Due to the increasing amount of recycled paper in the production stages, the quality of cellulose fibres decreases and consequently there is a reduction in the mechanical properties of the finished product. With a view to sustainability and ecological transition, the use of additives and auxiliaries derived from starch makes it possible to compensate for this, thus allowing an increase in the proportion of pulp in production.

Furthermore, in addition to the trends in functionalised papers for food use, even in so-called luxury packaging, the focus is increasingly shifting in the direction of products with a high renewability content, while retaining the special quality and customisation characteristics of this specific packaging sector.

Can chemistry for paper also help the paper industry to meet the challenge of rising energy costs?

Like other sectors, the paper industry is also hard hit by the energy increases of recent months.

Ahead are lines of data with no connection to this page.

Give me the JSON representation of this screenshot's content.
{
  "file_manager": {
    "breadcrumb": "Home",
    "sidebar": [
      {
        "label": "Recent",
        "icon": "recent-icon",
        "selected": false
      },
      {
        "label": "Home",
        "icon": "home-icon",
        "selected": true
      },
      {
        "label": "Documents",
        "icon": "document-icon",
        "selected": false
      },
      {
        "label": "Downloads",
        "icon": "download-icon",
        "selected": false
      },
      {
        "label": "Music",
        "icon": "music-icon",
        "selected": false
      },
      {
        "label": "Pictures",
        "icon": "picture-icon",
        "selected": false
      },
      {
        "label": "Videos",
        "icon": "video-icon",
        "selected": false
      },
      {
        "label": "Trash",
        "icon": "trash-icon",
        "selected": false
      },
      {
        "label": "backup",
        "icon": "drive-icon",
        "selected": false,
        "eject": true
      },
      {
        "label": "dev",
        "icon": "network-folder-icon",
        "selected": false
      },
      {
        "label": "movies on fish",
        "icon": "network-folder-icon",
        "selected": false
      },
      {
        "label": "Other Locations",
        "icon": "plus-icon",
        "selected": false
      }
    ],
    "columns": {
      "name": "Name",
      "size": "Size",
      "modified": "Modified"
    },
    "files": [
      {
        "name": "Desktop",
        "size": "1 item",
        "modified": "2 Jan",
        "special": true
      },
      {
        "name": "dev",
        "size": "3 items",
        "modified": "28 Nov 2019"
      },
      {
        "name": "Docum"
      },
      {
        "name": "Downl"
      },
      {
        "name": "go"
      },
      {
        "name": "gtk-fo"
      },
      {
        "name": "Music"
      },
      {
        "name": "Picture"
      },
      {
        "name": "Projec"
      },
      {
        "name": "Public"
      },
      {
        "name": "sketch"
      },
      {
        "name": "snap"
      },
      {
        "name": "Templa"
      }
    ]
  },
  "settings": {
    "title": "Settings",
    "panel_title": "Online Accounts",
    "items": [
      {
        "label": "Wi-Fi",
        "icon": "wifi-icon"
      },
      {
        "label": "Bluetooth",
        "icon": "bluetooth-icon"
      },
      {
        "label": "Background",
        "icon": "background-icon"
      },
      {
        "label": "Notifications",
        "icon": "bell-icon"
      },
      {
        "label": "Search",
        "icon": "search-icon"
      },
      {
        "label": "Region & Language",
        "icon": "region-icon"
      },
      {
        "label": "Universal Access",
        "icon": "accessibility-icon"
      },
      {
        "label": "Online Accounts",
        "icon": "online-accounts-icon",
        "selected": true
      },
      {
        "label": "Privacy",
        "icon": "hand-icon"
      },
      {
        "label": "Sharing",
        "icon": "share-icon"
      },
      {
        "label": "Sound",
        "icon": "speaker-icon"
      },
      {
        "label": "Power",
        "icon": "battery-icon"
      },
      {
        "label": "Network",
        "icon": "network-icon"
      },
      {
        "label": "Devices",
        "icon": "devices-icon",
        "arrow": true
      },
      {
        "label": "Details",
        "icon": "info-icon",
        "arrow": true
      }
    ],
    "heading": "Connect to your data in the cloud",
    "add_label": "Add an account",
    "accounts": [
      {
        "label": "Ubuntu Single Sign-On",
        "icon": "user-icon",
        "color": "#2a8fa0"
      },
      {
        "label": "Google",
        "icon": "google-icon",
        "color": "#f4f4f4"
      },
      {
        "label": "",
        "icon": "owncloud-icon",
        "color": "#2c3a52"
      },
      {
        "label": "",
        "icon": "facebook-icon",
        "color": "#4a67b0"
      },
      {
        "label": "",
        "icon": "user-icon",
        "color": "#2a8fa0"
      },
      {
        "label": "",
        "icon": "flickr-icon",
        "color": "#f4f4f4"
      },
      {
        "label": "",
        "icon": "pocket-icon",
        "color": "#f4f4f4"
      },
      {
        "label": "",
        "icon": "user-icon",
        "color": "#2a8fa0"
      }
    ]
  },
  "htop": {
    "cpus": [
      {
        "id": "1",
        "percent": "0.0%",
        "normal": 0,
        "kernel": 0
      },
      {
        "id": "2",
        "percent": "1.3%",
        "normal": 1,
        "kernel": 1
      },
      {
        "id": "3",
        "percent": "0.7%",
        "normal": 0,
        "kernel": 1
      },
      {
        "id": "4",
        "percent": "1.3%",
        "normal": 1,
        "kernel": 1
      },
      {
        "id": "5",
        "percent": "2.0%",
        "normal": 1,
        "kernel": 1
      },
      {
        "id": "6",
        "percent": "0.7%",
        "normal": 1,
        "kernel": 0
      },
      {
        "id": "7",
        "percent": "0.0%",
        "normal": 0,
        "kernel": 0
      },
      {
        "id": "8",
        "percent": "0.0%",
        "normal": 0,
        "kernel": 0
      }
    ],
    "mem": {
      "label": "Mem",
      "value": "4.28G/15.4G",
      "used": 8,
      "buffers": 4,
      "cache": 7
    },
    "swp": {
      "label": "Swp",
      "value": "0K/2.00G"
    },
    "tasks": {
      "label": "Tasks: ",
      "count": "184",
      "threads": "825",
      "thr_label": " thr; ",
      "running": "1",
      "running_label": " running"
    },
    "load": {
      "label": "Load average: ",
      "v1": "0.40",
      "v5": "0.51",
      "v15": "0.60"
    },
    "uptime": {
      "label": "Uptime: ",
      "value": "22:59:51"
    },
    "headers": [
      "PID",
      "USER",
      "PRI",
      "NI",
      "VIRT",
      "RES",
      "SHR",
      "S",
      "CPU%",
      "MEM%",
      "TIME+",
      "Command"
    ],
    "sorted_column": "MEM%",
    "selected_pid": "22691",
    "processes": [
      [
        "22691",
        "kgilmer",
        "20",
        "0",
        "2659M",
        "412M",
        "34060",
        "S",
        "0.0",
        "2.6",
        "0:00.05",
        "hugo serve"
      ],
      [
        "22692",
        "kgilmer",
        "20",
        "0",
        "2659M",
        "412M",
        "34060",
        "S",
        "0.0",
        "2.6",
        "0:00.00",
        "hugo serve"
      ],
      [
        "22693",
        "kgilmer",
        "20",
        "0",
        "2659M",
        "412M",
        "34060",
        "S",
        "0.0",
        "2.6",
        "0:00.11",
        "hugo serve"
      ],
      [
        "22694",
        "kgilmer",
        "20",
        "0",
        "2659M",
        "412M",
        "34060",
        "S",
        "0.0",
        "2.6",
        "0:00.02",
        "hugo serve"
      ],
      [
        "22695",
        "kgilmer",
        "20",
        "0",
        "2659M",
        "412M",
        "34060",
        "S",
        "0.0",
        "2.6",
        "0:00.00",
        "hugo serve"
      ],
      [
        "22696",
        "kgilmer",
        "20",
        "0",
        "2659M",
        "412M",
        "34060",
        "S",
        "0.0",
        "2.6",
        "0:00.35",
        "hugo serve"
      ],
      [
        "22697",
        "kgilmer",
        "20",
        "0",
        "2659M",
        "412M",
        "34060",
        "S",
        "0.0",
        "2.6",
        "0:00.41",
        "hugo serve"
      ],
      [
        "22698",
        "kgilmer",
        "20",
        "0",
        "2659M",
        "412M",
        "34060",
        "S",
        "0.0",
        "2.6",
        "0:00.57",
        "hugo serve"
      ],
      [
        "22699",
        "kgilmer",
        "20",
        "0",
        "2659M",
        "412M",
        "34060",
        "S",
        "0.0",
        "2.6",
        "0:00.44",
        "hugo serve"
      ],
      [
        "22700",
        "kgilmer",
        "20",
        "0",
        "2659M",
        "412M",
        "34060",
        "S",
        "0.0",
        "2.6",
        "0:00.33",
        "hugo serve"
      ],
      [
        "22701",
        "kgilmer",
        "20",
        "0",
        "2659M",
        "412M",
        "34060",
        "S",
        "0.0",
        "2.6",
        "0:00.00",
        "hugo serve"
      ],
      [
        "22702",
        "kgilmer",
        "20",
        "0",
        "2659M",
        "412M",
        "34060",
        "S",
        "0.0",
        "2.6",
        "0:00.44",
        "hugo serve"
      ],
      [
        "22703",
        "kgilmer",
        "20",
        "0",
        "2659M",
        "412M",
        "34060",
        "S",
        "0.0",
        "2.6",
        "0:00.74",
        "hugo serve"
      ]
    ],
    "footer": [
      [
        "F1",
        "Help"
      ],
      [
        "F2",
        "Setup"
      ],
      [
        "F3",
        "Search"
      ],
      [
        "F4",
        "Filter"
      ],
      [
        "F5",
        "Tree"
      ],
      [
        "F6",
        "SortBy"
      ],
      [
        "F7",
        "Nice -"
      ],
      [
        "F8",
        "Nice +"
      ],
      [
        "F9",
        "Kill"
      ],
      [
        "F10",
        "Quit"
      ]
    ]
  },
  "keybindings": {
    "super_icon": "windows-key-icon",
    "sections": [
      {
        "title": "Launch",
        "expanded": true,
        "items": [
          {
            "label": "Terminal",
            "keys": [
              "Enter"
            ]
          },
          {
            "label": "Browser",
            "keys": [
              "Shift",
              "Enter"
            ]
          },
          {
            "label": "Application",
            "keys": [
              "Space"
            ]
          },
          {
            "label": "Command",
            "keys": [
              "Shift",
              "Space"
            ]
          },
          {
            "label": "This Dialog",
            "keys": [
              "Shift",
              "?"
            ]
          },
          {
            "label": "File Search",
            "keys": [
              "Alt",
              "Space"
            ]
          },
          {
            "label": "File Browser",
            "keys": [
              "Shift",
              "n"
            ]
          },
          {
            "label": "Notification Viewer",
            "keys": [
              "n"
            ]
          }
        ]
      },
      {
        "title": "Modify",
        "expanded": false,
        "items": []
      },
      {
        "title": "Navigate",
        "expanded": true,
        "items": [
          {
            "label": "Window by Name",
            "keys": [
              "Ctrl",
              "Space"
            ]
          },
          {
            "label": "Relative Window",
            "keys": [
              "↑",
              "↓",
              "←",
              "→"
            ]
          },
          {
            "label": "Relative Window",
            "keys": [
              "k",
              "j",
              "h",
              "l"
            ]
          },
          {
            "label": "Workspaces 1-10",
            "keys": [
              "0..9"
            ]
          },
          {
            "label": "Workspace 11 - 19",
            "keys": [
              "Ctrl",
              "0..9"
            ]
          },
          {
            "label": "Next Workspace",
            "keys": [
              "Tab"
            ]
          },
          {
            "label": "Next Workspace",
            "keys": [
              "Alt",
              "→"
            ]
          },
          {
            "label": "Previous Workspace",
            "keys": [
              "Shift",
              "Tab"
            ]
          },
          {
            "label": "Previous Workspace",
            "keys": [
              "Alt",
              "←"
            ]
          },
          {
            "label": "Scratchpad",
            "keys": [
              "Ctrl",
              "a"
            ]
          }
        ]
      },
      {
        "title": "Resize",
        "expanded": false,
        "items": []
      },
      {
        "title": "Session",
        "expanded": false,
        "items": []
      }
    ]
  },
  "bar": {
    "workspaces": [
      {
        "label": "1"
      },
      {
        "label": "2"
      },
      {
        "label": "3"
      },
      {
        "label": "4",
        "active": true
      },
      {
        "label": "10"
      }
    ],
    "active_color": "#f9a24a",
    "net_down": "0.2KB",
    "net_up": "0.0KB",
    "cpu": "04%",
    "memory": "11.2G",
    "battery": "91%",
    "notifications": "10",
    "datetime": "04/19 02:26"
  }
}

Like other sectors, the paper industry is also hard hit by the energy increases of recent months. The challenge for companies supplying additives and auxiliaries to paper mills is to continue to offer efficient products that allow the paper mill to reduce CO2 emissions and also to search for new ingredients that can drastically reduce the amount of energy needed to dry paperboard. 

What market or technological trends will characterise the future of paper chemistry?

In the light of EU strategies, recently approved or under discussion (Chemical Strategy for Sustainability, European Green Deal, Sustainability by Design, Strategy on Plastics and Packaging), and given the rapid transition from plastic to paper-based packaging, solutions will have to be found to support any changes resulting both from company choices in the supply chain and from the guidelines dictated by the EU legislator.

Generally speaking, the research and development trends that will define the future of the sector are linked to the development of products (auxiliaries or additives) that will allow the paper mill to reduce CO2 emissions, enable the production of finished articles in line with European Strategies (e.g. barrier papers for food use) and the development of products with an LCA/Carbon footprint increasingly aimed at all-round sustainability.